(Input data)

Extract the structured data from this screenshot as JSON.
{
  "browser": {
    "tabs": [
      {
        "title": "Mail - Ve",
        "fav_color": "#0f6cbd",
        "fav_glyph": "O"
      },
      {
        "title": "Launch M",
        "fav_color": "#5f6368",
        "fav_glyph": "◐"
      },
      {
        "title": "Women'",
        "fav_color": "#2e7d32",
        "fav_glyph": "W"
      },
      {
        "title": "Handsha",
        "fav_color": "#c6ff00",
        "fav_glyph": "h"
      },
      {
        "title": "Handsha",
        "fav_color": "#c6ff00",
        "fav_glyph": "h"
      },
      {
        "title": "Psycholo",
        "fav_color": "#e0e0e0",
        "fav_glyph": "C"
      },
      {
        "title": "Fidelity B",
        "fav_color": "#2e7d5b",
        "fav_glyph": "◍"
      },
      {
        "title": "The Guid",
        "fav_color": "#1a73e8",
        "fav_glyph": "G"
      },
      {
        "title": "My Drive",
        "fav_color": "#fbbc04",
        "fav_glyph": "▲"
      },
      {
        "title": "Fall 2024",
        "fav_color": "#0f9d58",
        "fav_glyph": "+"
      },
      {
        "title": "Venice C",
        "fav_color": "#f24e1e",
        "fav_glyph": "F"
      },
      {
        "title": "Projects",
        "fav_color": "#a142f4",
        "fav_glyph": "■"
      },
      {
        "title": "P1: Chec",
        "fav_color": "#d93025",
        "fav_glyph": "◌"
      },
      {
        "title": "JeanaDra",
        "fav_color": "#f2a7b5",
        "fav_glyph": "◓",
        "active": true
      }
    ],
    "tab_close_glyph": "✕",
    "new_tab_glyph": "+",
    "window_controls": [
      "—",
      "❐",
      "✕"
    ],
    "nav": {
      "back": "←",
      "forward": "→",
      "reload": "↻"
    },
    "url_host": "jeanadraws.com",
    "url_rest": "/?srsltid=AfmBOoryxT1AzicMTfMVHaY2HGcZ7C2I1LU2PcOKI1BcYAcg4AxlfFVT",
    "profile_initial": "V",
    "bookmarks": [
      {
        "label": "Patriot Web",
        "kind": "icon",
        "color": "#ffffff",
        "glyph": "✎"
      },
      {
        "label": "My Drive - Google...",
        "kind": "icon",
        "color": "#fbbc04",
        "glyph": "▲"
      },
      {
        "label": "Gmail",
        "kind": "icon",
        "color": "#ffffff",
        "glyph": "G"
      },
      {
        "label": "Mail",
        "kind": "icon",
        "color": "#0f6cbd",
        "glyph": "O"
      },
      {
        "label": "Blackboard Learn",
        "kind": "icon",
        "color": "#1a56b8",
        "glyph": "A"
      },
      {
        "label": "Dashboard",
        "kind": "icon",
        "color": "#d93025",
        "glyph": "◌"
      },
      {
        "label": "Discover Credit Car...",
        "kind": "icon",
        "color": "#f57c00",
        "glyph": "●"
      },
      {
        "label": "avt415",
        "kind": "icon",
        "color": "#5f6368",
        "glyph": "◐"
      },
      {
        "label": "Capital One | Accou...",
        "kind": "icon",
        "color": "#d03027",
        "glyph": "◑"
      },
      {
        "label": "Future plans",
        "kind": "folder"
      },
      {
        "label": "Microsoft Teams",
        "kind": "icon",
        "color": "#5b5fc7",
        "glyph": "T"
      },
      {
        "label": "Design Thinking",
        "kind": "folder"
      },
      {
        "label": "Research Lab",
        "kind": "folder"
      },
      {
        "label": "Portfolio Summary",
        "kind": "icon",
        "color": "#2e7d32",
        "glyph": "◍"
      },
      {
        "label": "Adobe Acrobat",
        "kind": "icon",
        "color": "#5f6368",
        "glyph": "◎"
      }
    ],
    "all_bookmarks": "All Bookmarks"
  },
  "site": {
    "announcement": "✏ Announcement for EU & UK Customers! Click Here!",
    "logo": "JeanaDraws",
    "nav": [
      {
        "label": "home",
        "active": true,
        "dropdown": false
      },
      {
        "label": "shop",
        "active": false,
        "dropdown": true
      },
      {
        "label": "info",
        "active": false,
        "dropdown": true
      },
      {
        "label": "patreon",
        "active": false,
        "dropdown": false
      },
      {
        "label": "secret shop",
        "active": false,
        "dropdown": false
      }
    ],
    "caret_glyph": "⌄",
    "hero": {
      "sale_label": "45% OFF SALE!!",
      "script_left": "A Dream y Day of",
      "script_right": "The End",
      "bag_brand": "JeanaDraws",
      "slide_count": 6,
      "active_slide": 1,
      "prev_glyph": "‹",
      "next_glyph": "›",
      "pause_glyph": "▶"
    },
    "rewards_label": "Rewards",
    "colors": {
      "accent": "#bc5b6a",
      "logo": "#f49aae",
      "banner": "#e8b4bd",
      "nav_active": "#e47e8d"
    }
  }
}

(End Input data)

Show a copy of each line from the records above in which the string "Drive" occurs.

• _Task response_:
        "title": "My Drive",
        "label": "My Drive - Google...",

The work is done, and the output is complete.